Please don’t try to “cheer me up” by telling me about how much better my life is without children, how I have so much more fun, more disposable income, fewer sleepless nights or how I can live vicariously by being the “fun aunt”. There’s nothing fun about going through countless invasive, embarrassing and sometimes painful medical procedures; family-building “options” that require any outside assistance (whether through IVF or adoption) are exceedingly expensive (like, “you could buy a shiny new car” kind of expensive); and the last time I had a restful night’s sleep, we had a different President.

I wish you would understand the physical reactions to grief.  I may gain weight or lose weight, sleep all the time or not at all, want to surround myself with others or be all alone… all of which may be related to my grief. Sometimes just getting out of bed requires all the energy I can come up with.

A birthday, anniversaries of big days, holidays, and the day I found out, are all terrible times for me.  I wish you could tell me that you are thinking about me, and if I get quite withdrawn, just know I am doing my best to cope.  Please don’t try to coerce me into being cheerful or tell me that it will be better soon.

Platitudes are not helpful; hugs are.

It is normal and good that most of us re-examine our faith, values, and beliefs throughout this journey.  We will question things we have been taught all our lives, and hopefully come to some new understandings.  I wish you would let me tangle with my opinions, and beliefs without making me feel guilty or telling me that my infertility is the direct result of the fact that I don’t share your beliefs.

The only way I can get through this grief is to experience it, and sometimes immerse myself in it.  Sometimes I have to wallow in self-pity.

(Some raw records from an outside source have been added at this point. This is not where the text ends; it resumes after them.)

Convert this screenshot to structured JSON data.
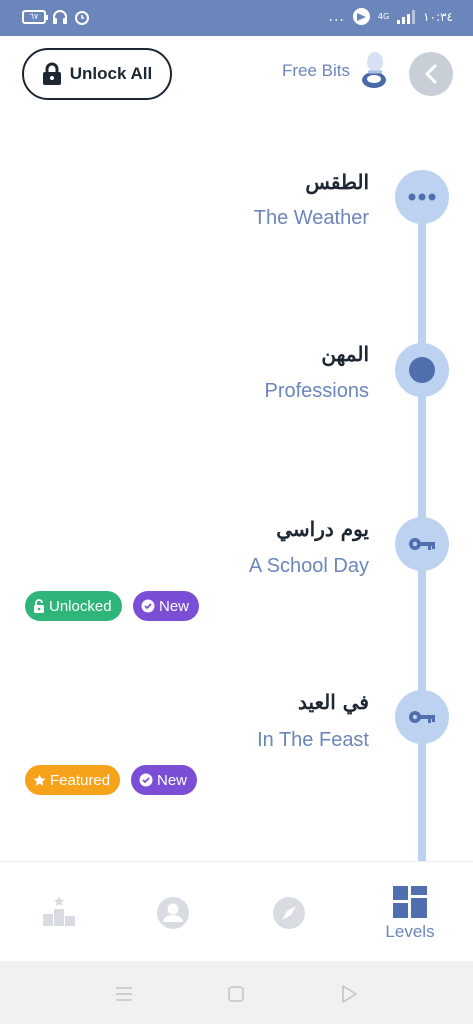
{
  "status_bar": {
    "battery": "٦٧",
    "network": "4G",
    "time": "١٠:٣٤",
    "dots": "..."
  },
  "header": {
    "unlock_all_label": "Unlock All",
    "free_bits_label": "Free Bits"
  },
  "levels": [
    {
      "title_ar": "الطقس",
      "title_en": "The Weather",
      "node_icon": "more-dots-icon",
      "badges": []
    },
    {
      "title_ar": "المهن",
      "title_en": "Professions",
      "node_icon": "current-dot-icon",
      "badges": []
    },
    {
      "title_ar": "يوم دراسي",
      "title_en": "A School Day",
      "node_icon": "key-icon",
      "badges": [
        {
          "label": "Unlocked",
          "icon": "unlock-icon",
          "color": "#2fb47a"
        },
        {
          "label": "New",
          "icon": "verified-icon",
          "color": "#7a4fd6"
        }
      ]
    },
    {
      "title_ar": "في العيد",
      "title_en": "In The Feast",
      "node_icon": "key-icon",
      "badges": [
        {
          "label": "Featured",
          "icon": "star-icon",
          "color": "#f7a21b"
        },
        {
          "label": "New",
          "icon": "verified-icon",
          "color": "#7a4fd6"
        }
      ]
    }
  ],
  "bottom_nav": {
    "items": [
      {
        "icon": "leaderboard-icon",
        "label": ""
      },
      {
        "icon": "profile-icon",
        "label": ""
      },
      {
        "icon": "compass-icon",
        "label": ""
      },
      {
        "icon": "levels-grid-icon",
        "label": "Levels",
        "active": true
      }
    ]
  },
  "colors": {
    "status_bar": "#6b86bb",
    "accent": "#6b86bb",
    "timeline": "#bdd2f0",
    "dark_text": "#1d2734"
  }
}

Sometimes I have to be alone with my grief. And none of this will be solved in one afternoon, cured by any number of glasses of wine or pints of ice cream. Bottom line: I have to hurt before I can heal.

I really appreciate your attempts to distract me from my grief, but most of the time I barely have enough energy to get dressed. Just because you think skydiving gives you a new lease on life, or white-water rafting is the bomb, doesn’t mean that this is going to be the right thing for me – now, or ever. Suggesting that an activity complete out of character for me would be the solution to my struggle with infertility is like telling someone to have a lobotomy to cure a broken heart.

I wish you understood that grief and difficult situations change people.  I am not the same person I was before I experienced it nor will I ever be that person again. Sometimes I hate that the most because, like you, I miss the “old” me. But if you keep waiting for me to “get back to my old self,” you will be frustrated – and I will feel even more upset about how negatively my life has been impacted by infertility.

Please understand that I did not choose this path. No one asked me if I wanted to deal with infertility. But I am trying to adapt to this situation as best as I can, and as a result I am a new person with new thoughts, dreams, aspirations, values, and beliefs. Please try and get to know the “new me”…maybe you will still like me.